Samantha Holtz

Samantha Holtz

For Samantha Holtz, it’s all about access to clean water. More than a billion people globally lack access to safe drinking water, and Holtz has been exploring solutions at both the community level and the policymaking side of this vital public health issue. 

“I've always been into water, water scarcity, contamination,” Holtz says. “It’s the most important resource on the planet. Too many people don't have access to clean water, or the water they have access to harms them.”

She is pursuing her master of public health in environmental health degree at the College of Public Health with support from the Stauffenberg Endowed Scholarship. 

Holtz studied environmental science as an undergraduate at the University of Maryland, but now she has returned to her native Philadelphia area to focus her graduate studies on environmental health. Her awareness of water scarcity arose during a summer she spent in Israel, working as an intern at an environmental consultancy. Israel has long faced a chronic water shortage, and Holtz learned about the practice of fog harvesting, using large mesh nets to collect water vapor, which flows into a trough. It’s an ancient practice that can be a sustainable source of freshwater in the driest parts of the world.  

At Temple, she has expanded her studies to look at local water contamination issues. As a research assistant to Associate Professor Robin Taylor Wilson, an environmental cancer epidemiologist, Holtz has been exploring harmful PFAS chemicals that reside in water supplies in counties around Philadelphia. These man-made chemicals have been linked to cancers and other illnesses in children and adults. “We're putting together a review article, studies of PFAS contamination in other places,” she says. 

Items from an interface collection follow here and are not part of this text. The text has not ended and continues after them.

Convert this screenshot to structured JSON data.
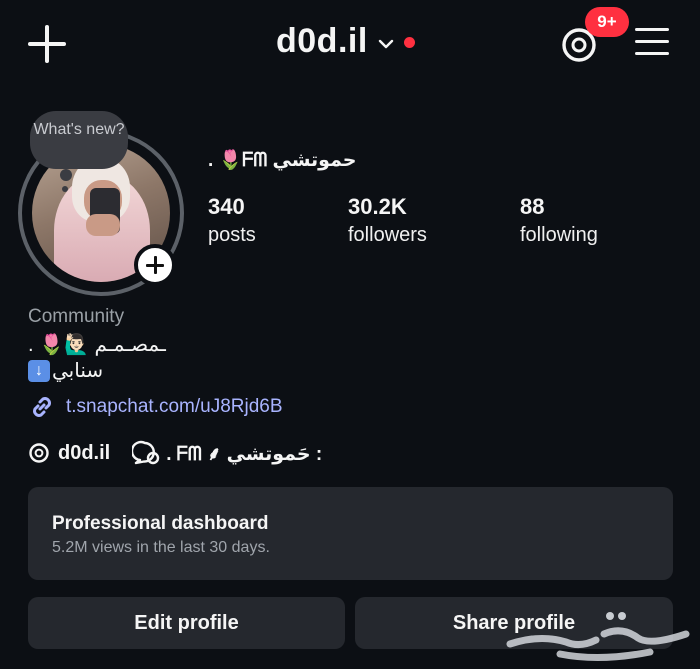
{
  "header": {
    "username": "d0d.il",
    "notification_count": "9+"
  },
  "profile": {
    "story_bubble": "What's new?",
    "display_name": ". 🌷ᖴᗰ    حموتشي",
    "stats": [
      {
        "value": "340",
        "label": "posts"
      },
      {
        "value": "30.2K",
        "label": "followers"
      },
      {
        "value": "88",
        "label": "following"
      }
    ],
    "category": "Community",
    "bio_line1": "ـمصـمـم 🙋🏻‍♂️🌷 .",
    "bio_line2": "سنابي",
    "link": "t.snapchat.com/uJ8Rjd6B",
    "threads_handle": "d0d.il",
    "channel_name": ". ᖴᗰ ⸙ حَموتشي :"
  },
  "dashboard": {
    "title": "Professional dashboard",
    "subtitle": "5.2M views in the last 30 days."
  },
  "actions": {
    "edit_label": "Edit profile",
    "share_label": "Share profile"
  },
  "colors": {
    "background": "#0c0f14",
    "card": "#25282e",
    "badge_red": "#ff3040",
    "link_blue": "#a9b4ff"
  }
}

The Stauffenberg scholarship, Holtz says, has helped make her studies possible, as she looks to a career in water resource management. She wants to see if she can remain connected to communities and people whose water security is threatened, while she also sees the value of working at a macro level, where it’s possible to make a lasting difference. “I really want to work for the EPA or the CDC. That’s my big goal,” she says.